[Data records for software interfaces]
++++++++
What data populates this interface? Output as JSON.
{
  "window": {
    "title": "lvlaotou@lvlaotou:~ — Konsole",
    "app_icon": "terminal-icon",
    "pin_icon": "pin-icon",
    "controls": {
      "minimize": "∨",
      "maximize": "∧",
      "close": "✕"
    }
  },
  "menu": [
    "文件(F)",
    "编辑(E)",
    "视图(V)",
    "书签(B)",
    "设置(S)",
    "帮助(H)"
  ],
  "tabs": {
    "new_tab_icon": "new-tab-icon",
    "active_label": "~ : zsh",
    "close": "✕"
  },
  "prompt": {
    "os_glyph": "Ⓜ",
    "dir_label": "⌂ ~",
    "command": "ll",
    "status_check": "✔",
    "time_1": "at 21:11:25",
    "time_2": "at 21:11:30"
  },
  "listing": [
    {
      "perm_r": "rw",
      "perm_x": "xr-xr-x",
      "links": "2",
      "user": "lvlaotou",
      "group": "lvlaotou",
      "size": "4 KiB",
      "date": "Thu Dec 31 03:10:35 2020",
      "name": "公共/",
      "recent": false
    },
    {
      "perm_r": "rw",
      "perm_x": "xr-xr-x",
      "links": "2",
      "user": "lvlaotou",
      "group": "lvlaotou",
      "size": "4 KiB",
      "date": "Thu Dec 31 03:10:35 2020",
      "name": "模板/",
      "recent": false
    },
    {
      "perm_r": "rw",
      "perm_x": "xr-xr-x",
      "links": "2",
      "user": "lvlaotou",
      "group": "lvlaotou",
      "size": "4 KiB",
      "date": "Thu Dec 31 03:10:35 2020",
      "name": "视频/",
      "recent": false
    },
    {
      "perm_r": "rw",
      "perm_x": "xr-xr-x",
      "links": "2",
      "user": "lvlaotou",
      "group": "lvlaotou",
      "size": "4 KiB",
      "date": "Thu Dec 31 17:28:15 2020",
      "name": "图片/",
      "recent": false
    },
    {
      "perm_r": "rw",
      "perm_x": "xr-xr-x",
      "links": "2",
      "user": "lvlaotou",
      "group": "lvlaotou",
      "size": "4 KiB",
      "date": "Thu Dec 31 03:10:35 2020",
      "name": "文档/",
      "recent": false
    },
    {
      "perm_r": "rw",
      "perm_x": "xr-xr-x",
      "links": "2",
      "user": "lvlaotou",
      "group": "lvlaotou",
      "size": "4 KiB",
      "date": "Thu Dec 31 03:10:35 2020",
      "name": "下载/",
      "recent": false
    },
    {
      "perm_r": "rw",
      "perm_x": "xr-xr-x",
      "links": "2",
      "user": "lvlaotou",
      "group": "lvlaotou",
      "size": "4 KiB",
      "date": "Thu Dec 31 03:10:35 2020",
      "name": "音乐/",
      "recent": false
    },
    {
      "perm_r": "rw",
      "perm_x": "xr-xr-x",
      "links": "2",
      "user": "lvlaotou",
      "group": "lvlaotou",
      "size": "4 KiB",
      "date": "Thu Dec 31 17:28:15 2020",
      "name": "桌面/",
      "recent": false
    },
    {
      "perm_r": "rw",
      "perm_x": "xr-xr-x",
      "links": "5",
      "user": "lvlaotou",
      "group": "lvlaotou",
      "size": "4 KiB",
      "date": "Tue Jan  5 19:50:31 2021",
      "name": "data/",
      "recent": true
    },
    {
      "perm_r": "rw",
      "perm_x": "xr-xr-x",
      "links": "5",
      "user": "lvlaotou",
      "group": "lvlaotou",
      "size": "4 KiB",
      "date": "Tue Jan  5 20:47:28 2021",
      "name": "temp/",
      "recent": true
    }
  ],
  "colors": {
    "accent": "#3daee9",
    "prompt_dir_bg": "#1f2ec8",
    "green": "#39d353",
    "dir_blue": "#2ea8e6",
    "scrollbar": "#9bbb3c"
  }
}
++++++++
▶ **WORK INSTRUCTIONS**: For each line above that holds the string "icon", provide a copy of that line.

▶ **FINISHED EXERCISE**:
    "app_icon": "terminal-icon",
    "pin_icon": "pin-icon",
    "new_tab_icon": "new-tab-icon",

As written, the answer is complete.